[Opening RECORDS TO USE section]

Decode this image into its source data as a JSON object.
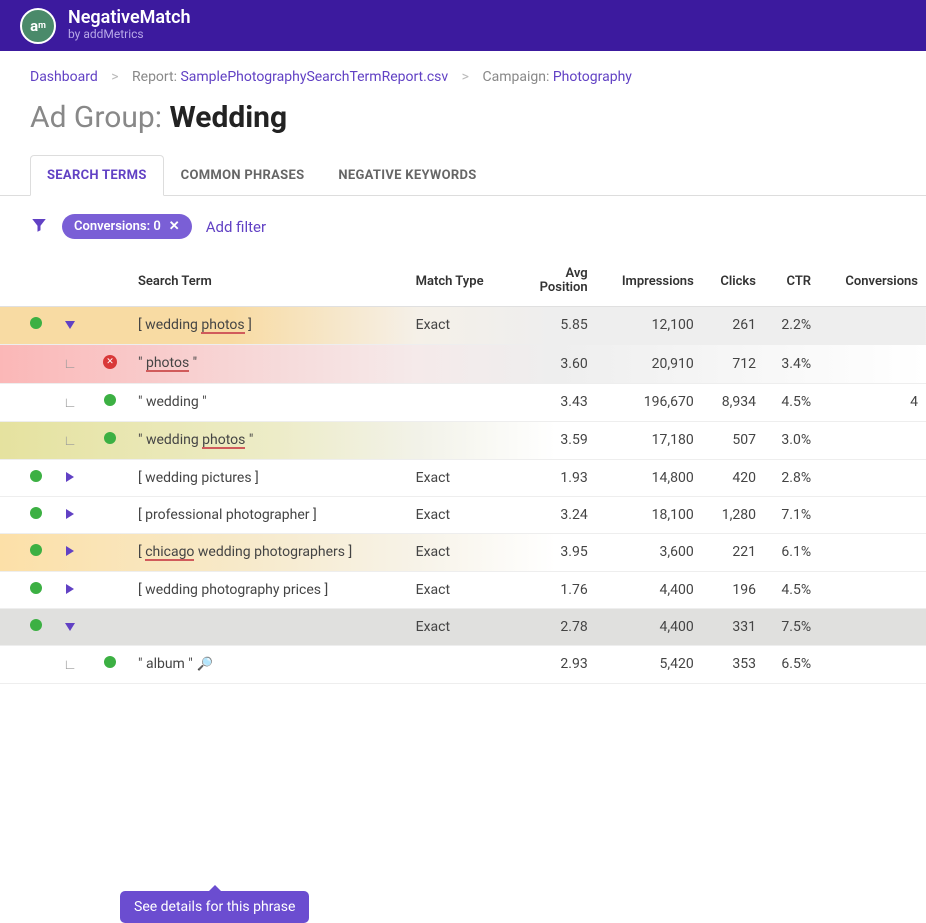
{
  "header": {
    "logo_text": "a",
    "logo_sup": "m",
    "title": "NegativeMatch",
    "subtitle": "by addMetrics"
  },
  "breadcrumb": {
    "dashboard": "Dashboard",
    "report_prefix": "Report: ",
    "report_name": "SamplePhotographySearchTermReport.csv",
    "campaign_prefix": "Campaign: ",
    "campaign_name": "Photography"
  },
  "page_title": {
    "prefix": "Ad Group: ",
    "entity": "Wedding"
  },
  "tabs": {
    "search_terms": "SEARCH TERMS",
    "common_phrases": "COMMON PHRASES",
    "negative_keywords": "NEGATIVE KEYWORDS"
  },
  "filters": {
    "pill_label": "Conversions: 0",
    "add_label": "Add filter"
  },
  "tooltip": "See details for this phrase",
  "table": {
    "headers": {
      "search_term": "Search Term",
      "match_type": "Match Type",
      "avg_position": "Avg Position",
      "impressions": "Impressions",
      "clicks": "Clicks",
      "ctr": "CTR",
      "conversions": "Conversions"
    },
    "rows": [
      {
        "level": 0,
        "expanded": true,
        "status": "green",
        "term_pre": "[ wedding ",
        "term_u": "photos",
        "term_post": " ]",
        "match": "Exact",
        "avg": "5.85",
        "imp": "12,100",
        "clicks": "261",
        "ctr": "2.2%",
        "conv": "",
        "cls": "row-orange"
      },
      {
        "level": 1,
        "status": "red",
        "term_pre": "\" ",
        "term_u": "photos",
        "term_post": " \"",
        "match": "",
        "avg": "3.60",
        "imp": "20,910",
        "clicks": "712",
        "ctr": "3.4%",
        "conv": "",
        "cls": "row-red"
      },
      {
        "level": 1,
        "status": "green",
        "term_pre": "\" wedding \"",
        "term_u": "",
        "term_post": "",
        "match": "",
        "avg": "3.43",
        "imp": "196,670",
        "clicks": "8,934",
        "ctr": "4.5%",
        "conv": "4",
        "cls": ""
      },
      {
        "level": 1,
        "status": "green",
        "term_pre": "\" wedding ",
        "term_u": "photos",
        "term_post": " \"",
        "match": "",
        "avg": "3.59",
        "imp": "17,180",
        "clicks": "507",
        "ctr": "3.0%",
        "conv": "",
        "cls": "row-lgrn"
      },
      {
        "level": 0,
        "expanded": false,
        "status": "green",
        "term_pre": "[ wedding pictures ]",
        "term_u": "",
        "term_post": "",
        "match": "Exact",
        "avg": "1.93",
        "imp": "14,800",
        "clicks": "420",
        "ctr": "2.8%",
        "conv": "",
        "cls": ""
      },
      {
        "level": 0,
        "expanded": false,
        "status": "green",
        "term_pre": "[ professional photographer ]",
        "term_u": "",
        "term_post": "",
        "match": "Exact",
        "avg": "3.24",
        "imp": "18,100",
        "clicks": "1,280",
        "ctr": "7.1%",
        "conv": "",
        "cls": ""
      },
      {
        "level": 0,
        "expanded": false,
        "status": "green",
        "term_pre": "[ ",
        "term_u": "chicago",
        "term_post": " wedding photographers ]",
        "match": "Exact",
        "avg": "3.95",
        "imp": "3,600",
        "clicks": "221",
        "ctr": "6.1%",
        "conv": "",
        "cls": "row-orange2"
      },
      {
        "level": 0,
        "expanded": false,
        "status": "green",
        "term_pre": "[ wedding photography prices ]",
        "term_u": "",
        "term_post": "",
        "match": "Exact",
        "avg": "1.76",
        "imp": "4,400",
        "clicks": "196",
        "ctr": "4.5%",
        "conv": "",
        "cls": ""
      },
      {
        "level": 0,
        "expanded": true,
        "status": "green",
        "term_pre": "",
        "term_u": "",
        "term_post": "",
        "match": "Exact",
        "avg": "2.78",
        "imp": "4,400",
        "clicks": "331",
        "ctr": "7.5%",
        "conv": "",
        "cls": "row-grey"
      },
      {
        "level": 1,
        "status": "green",
        "term_pre": "\" album \"",
        "term_u": "",
        "term_post": "",
        "mag": true,
        "match": "",
        "avg": "2.93",
        "imp": "5,420",
        "clicks": "353",
        "ctr": "6.5%",
        "conv": "",
        "cls": ""
      }
    ]
  }
}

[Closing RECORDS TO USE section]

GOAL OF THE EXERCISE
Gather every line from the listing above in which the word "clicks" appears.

RESPONSE
      "clicks": "Clicks",
        "clicks": "261",
        "clicks": "712",
        "clicks": "8,934",
        "clicks": "507",
        "clicks": "420",
        "clicks": "1,280",
        "clicks": "221",
        "clicks": "196",
        "clicks": "331",
        "clicks": "353",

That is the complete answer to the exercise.